Mentions: The PRU in the ST group was significantly higher than in controls (183 ± 51 vs. 108 ± 31, p = 0.02). 43% (3 of 7) of the ST cases compared to 0% of controls had PRU > 225 (PRU > 2 standard deviations above the mean of the control group) (See Figure 2).

Bottom Line: There were no differences in responses to aspirin.There was significantly greater platelet reactivity on clopidogrel in the ST group using the Accumetrics P2Y12 assay (183 +/- 51 vs. 108 +/- 31, p = 0.02) and a trend towards greater reactivity using TEG AUC15 (910 +/- 328 vs. 618 +/- 129, p = 0.07). 57% of the ST group by TEG and 43% of the ST cases by Accumetrics PRU had results > two standard deviations above the expected mean in the control group.The availability of point-of-care assays that can detect these responses raises the possibility of prospectively identifying DES patients at risk of ST and manipulating their subsequent risk.

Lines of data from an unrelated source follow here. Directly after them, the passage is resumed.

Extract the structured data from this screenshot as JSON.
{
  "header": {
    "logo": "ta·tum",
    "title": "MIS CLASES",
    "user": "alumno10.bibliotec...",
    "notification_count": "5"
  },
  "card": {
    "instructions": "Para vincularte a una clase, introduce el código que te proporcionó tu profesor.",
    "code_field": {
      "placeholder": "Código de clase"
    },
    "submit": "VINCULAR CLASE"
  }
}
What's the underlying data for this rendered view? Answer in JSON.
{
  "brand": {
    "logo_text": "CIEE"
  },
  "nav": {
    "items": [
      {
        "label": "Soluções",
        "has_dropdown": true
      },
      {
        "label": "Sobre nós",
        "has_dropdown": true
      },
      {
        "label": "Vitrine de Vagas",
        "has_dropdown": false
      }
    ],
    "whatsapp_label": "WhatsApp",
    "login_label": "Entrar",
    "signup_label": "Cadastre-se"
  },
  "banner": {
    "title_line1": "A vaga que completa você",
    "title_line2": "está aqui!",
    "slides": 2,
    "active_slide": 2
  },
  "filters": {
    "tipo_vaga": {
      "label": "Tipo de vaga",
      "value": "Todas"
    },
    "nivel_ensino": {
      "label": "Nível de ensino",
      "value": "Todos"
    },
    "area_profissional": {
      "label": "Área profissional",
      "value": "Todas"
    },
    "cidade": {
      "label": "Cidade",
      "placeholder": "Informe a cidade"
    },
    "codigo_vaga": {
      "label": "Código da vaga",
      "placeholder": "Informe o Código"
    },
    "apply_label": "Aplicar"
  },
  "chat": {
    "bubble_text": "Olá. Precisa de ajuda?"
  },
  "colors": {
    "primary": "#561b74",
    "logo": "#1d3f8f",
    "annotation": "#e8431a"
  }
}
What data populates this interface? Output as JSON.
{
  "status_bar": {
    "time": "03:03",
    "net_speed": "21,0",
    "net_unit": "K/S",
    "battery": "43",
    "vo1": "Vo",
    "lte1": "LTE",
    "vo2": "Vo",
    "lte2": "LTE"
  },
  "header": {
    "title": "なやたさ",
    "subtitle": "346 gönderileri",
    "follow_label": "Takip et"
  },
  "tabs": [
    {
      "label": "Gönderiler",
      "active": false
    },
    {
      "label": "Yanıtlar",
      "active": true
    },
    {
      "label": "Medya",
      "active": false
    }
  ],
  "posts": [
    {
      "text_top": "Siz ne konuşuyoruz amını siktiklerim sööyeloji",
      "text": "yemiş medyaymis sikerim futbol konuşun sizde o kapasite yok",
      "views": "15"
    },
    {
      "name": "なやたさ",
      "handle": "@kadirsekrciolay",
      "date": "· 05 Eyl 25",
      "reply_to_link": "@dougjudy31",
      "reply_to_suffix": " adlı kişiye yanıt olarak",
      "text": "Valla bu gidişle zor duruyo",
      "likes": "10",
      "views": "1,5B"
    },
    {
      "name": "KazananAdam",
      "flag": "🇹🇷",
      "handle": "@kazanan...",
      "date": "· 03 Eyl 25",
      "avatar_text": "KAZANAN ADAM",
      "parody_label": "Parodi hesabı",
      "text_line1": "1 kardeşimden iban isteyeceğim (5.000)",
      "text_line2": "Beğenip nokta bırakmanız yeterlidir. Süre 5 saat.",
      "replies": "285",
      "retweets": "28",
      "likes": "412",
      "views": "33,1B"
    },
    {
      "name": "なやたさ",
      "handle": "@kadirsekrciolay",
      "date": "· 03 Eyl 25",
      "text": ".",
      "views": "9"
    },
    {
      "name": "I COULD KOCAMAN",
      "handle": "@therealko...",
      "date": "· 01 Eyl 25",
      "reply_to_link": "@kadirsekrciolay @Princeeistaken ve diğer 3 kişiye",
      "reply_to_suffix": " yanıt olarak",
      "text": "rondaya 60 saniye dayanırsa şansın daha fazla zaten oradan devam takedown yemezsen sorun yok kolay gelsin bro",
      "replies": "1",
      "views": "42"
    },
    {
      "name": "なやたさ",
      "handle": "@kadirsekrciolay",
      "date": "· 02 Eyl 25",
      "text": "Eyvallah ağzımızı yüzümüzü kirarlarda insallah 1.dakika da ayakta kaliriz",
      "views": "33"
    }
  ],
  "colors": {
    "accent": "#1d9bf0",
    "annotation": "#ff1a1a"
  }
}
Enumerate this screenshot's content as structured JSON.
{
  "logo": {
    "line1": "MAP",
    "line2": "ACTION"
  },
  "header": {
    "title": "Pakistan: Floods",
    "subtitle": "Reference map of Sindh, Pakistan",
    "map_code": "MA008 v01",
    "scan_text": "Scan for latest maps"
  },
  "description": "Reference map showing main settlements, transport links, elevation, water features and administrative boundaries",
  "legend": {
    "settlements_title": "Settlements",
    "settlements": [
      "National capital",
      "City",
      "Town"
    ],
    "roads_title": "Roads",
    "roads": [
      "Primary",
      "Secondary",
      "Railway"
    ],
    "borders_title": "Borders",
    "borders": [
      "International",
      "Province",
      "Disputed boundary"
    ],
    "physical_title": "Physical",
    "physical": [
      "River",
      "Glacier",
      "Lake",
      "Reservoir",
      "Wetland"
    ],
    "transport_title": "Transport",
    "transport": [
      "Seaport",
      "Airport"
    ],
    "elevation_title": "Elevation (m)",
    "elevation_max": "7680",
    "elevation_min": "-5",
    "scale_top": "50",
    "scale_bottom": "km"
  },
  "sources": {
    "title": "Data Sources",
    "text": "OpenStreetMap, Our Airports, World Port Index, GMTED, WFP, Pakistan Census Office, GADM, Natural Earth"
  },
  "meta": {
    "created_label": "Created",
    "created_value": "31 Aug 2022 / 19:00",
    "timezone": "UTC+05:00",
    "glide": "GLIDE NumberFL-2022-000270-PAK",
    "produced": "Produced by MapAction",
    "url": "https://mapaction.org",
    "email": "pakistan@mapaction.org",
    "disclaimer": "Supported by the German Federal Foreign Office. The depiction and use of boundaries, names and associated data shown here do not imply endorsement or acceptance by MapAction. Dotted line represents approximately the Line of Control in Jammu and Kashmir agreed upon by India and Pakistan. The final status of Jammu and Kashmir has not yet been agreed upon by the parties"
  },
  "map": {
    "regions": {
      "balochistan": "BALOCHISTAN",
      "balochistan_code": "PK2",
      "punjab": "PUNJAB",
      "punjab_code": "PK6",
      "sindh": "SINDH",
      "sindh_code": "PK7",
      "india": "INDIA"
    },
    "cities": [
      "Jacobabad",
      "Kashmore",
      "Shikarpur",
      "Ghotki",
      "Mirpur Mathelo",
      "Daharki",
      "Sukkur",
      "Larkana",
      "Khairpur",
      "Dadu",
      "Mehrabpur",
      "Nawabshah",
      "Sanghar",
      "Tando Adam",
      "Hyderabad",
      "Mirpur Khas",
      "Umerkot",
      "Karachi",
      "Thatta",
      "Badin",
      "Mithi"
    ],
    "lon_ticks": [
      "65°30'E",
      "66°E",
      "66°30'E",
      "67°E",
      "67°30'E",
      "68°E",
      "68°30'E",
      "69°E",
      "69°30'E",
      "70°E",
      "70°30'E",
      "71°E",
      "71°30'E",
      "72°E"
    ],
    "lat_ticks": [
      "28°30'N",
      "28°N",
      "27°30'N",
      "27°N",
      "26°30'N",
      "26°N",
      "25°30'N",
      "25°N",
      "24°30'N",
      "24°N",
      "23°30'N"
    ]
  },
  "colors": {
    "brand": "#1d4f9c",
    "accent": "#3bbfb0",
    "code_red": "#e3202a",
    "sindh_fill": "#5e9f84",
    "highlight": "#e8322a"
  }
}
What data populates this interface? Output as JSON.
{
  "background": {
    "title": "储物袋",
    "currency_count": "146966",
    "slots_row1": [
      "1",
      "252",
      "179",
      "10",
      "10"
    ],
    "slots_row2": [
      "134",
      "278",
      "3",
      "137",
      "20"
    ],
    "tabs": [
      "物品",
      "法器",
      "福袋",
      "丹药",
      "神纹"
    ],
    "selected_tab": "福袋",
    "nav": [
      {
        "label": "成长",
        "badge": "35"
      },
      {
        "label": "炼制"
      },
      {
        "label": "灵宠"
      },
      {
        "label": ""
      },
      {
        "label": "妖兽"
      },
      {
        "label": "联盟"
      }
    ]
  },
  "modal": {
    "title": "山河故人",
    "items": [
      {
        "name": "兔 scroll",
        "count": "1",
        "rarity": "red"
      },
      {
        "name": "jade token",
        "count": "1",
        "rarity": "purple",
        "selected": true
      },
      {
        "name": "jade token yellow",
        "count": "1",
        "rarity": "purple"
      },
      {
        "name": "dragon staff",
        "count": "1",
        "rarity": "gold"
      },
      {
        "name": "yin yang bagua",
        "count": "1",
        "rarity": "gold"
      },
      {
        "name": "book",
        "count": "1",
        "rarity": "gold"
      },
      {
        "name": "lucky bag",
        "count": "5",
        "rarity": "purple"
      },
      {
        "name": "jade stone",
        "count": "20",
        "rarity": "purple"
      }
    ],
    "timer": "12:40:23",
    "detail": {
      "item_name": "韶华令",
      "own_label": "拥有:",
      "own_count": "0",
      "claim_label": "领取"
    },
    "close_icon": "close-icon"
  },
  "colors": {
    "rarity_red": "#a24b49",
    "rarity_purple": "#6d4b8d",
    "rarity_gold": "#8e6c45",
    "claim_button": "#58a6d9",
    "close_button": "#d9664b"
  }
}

View Article: PubMed Central - HTML - PubMed

Affiliation: Wessex Cardiac Unit, Southampton University Hospital, Southampton, UK. nick.curzen@suht.swest.nhs.uk.

ABSTRACT

Background: To test the hypothesis that point-of-care assays of platelet reactivity would demonstrate reduced response to antiplatelet therapy in patients who experienced Drug Eluting Stent (DES) ST whilst on dual antiplatelet therapy compared to matched DES controls. Whilst the aetiology of stent thrombosis (ST) is multifactorial there is increasing evidence from laboratory-based assays that hyporesponsiveness to antiplatelet therapy is a factor in some cases.

Methods: From 3004 PCI patients, seven survivors of DES ST whilst on dual antiplatelet therapy were identified and each matched with two patients without ST. Analysis was performed using (a) short Thrombelastogram PlateletMappingtrade mark (TEG) and (b) VerifyNow Aspirin and P2Y12 assays. TEG analysis was performed using the Area Under the Curve at 15 minutes (AUC15) as previously described.

Results: There were no differences in responses to aspirin. There was significantly greater platelet reactivity on clopidogrel in the ST group using the Accumetrics P2Y12 assay (183 +/- 51 vs. 108 +/- 31, p = 0.02) and a trend towards greater reactivity using TEG AUC15 (910 +/- 328 vs. 618 +/- 129, p = 0.07). 57% of the ST group by TEG and 43% of the ST cases by Accumetrics PRU had results > two standard deviations above the expected mean in the control group.

Conclusion: This study demonstrates reduced platelet response to clopidogrel in some patients with DES ST compared to matched controls. The availability of point-of-care assays that can detect these responses raises the possibility of prospectively identifying DES patients at risk of ST and manipulating their subsequent risk.

No MeSH data available.


Related in: MedlinePlus